SYDNEY: A firebomb attack outside an Australian mosque during prayers was condemned Wednesday by Australian Prime Minister Malcolm Turnbull, with one Islamic leader calling it a "hate crime".
No one was injured in Tuesday night's blast which destroyed a car parked outside a mosque and Islamic college in the Perth suburb of Thornlie.
"It is believed an accelerant was used to start the fire," Western Australian police said in a statement, adding that three other vehicles were damaged in the incident. "Anti-Islamic graffiti was located spray painted on a wall associated with the college, near the damaged vehicles."
The mosque's Yahya Adel Ibrahim said the community in Perth had been visited "by hate" but would not retaliate by "hating and playing blame games".
"This, undoubtedly is a criminal act of hate, but it is the act of a person or group not the greater whole," he said on Facebook. "Despite what just transpired, everyone stayed to finish their prayers, refusing to give into the terror that had just occurred."
Anti-Muslim sentiment has become more prominent in Australia over the past year as concerns have mounted over homegrown extremism and citizens travelling to Iraq and Syria to support militant groups.

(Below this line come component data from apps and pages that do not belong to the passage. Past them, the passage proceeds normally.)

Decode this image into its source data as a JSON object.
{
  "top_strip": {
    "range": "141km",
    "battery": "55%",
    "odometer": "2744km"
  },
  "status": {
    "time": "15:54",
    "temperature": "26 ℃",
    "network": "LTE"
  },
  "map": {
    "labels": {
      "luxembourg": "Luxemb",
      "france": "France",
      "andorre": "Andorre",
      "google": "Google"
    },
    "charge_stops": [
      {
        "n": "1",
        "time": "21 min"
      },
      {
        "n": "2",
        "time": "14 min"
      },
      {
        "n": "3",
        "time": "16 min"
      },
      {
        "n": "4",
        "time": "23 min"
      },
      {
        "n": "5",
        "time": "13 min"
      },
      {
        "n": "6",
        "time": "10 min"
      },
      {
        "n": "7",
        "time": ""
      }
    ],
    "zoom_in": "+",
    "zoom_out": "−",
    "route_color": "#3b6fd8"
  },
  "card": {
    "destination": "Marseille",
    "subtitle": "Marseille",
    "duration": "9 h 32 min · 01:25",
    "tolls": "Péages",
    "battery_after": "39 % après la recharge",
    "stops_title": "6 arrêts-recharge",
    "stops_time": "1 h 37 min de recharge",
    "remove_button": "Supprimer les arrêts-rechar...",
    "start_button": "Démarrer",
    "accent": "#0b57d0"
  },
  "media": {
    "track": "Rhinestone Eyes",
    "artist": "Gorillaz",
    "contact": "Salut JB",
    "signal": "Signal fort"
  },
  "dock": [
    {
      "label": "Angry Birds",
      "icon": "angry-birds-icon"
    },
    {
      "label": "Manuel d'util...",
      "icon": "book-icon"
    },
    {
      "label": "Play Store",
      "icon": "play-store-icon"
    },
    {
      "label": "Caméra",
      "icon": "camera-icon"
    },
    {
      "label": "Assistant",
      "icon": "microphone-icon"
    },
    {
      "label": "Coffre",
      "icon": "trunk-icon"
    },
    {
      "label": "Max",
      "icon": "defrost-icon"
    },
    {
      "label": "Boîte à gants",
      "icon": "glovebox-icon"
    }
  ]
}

But Turnbull, who faces a general election on Saturday, said Australia had a fundamental foundation of mutual respect.
"I deplore and I cannot condemn strongly enough any attacks of that kind," he told radio station 6PR.
Australian Islamic College executive principal Abdullah Khan said while the attack came as a shock, he had been reassured by the support from the community.
At the last national census in 2011, Muslims made up less than 3 per cent of the overall Australian population of 24 million, with the overwhelming majority of the country identifying as Christian.